╔══

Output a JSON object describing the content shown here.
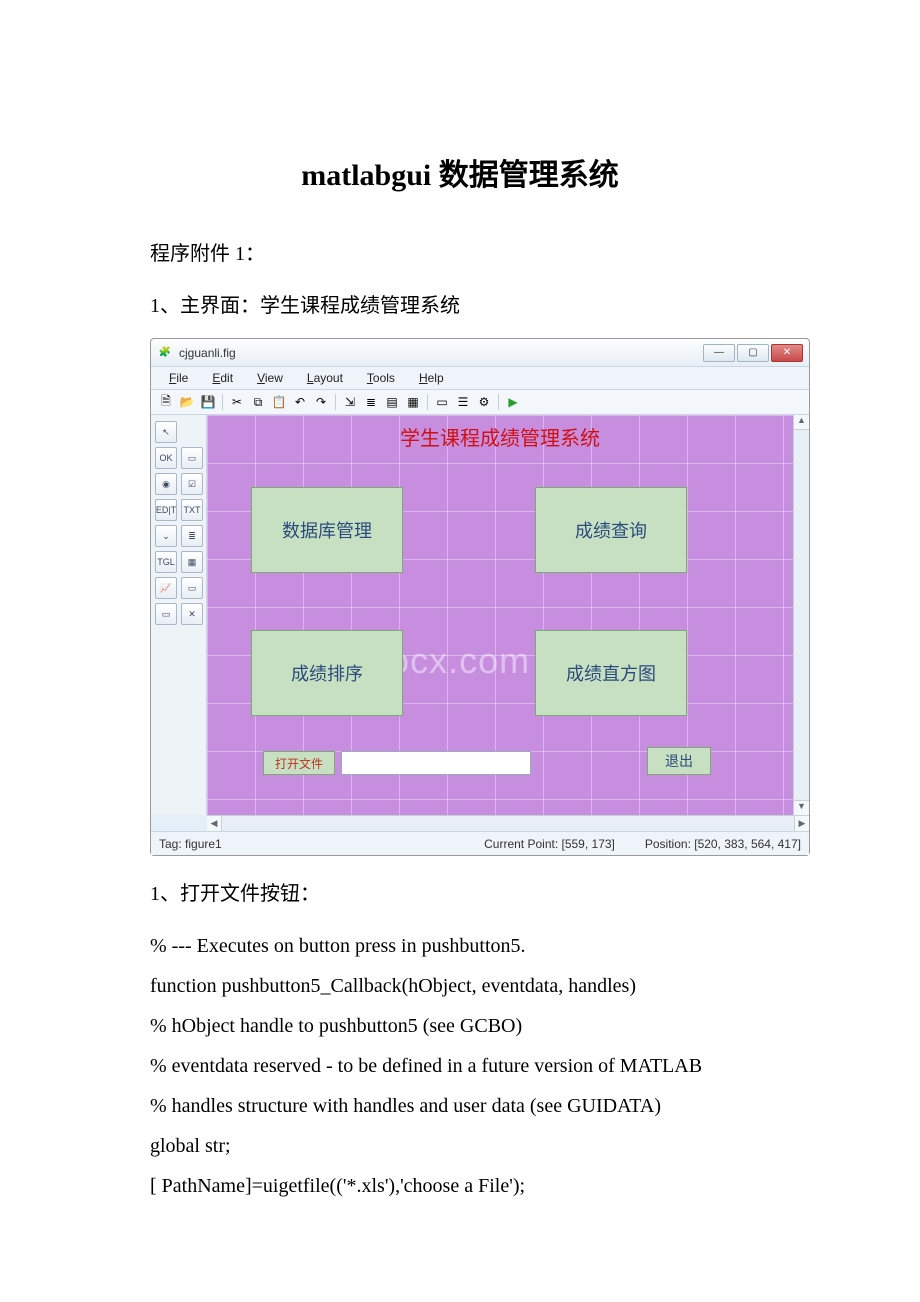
{
  "page": {
    "title": "matlabgui 数据管理系统",
    "appendix_label": "程序附件 1：",
    "section1": "1、主界面：学生课程成绩管理系统",
    "section2": "1、打开文件按钮：",
    "watermark": "www.bdocx.com"
  },
  "window": {
    "title": "cjguanli.fig",
    "controls": {
      "min": "—",
      "max": "▢",
      "close": "✕"
    }
  },
  "menubar": {
    "file": "File",
    "edit": "Edit",
    "view": "View",
    "layout": "Layout",
    "tools": "Tools",
    "help": "Help"
  },
  "toolbar_icons": {
    "new": "🗎",
    "open": "📂",
    "save": "💾",
    "cut": "✂",
    "copy": "⧉",
    "paste": "📋",
    "undo": "↶",
    "redo": "↷",
    "align": "⇲",
    "dist": "≣",
    "menu_ed": "▤",
    "tab_ed": "▦",
    "tool_ed": "▭",
    "prop": "☰",
    "obj": "⚙",
    "run": "▶"
  },
  "palette": {
    "select": "↖",
    "push": "OK",
    "slider": "▭",
    "radio": "◉",
    "check": "☑",
    "edit": "ED|T",
    "text": "TXT",
    "popup": "⌄",
    "list": "≣",
    "toggle": "TGL",
    "table": "▦",
    "axes": "📈",
    "panel": "▭",
    "bgroup": "▭",
    "activex": "✕"
  },
  "canvas": {
    "system_title": "学生课程成绩管理系统",
    "btn_db": "数据库管理",
    "btn_query": "成绩查询",
    "btn_sort": "成绩排序",
    "btn_hist": "成绩直方图",
    "btn_open": "打开文件",
    "btn_exit": "退出"
  },
  "statusbar": {
    "tag": "Tag: figure1",
    "current_point": "Current Point:  [559, 173]",
    "position": "Position: [520, 383, 564, 417]"
  },
  "code": {
    "l1": "% --- Executes on button press in pushbutton5.",
    "l2": "function pushbutton5_Callback(hObject, eventdata, handles)",
    "l3": "% hObject handle to pushbutton5 (see GCBO)",
    "l4": "% eventdata reserved - to be defined in a future version of MATLAB",
    "l5": "% handles structure with handles and user data (see GUIDATA)",
    "l6": "global str;",
    "l7": "[ PathName]=uigetfile(('*.xls'),'choose a File');"
  }
}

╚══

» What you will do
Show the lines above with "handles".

» Expected output
    "l2": "function pushbutton5_Callback(hObject, eventdata, handles)",
    "l5": "% handles structure with handles and user data (see GUIDATA)",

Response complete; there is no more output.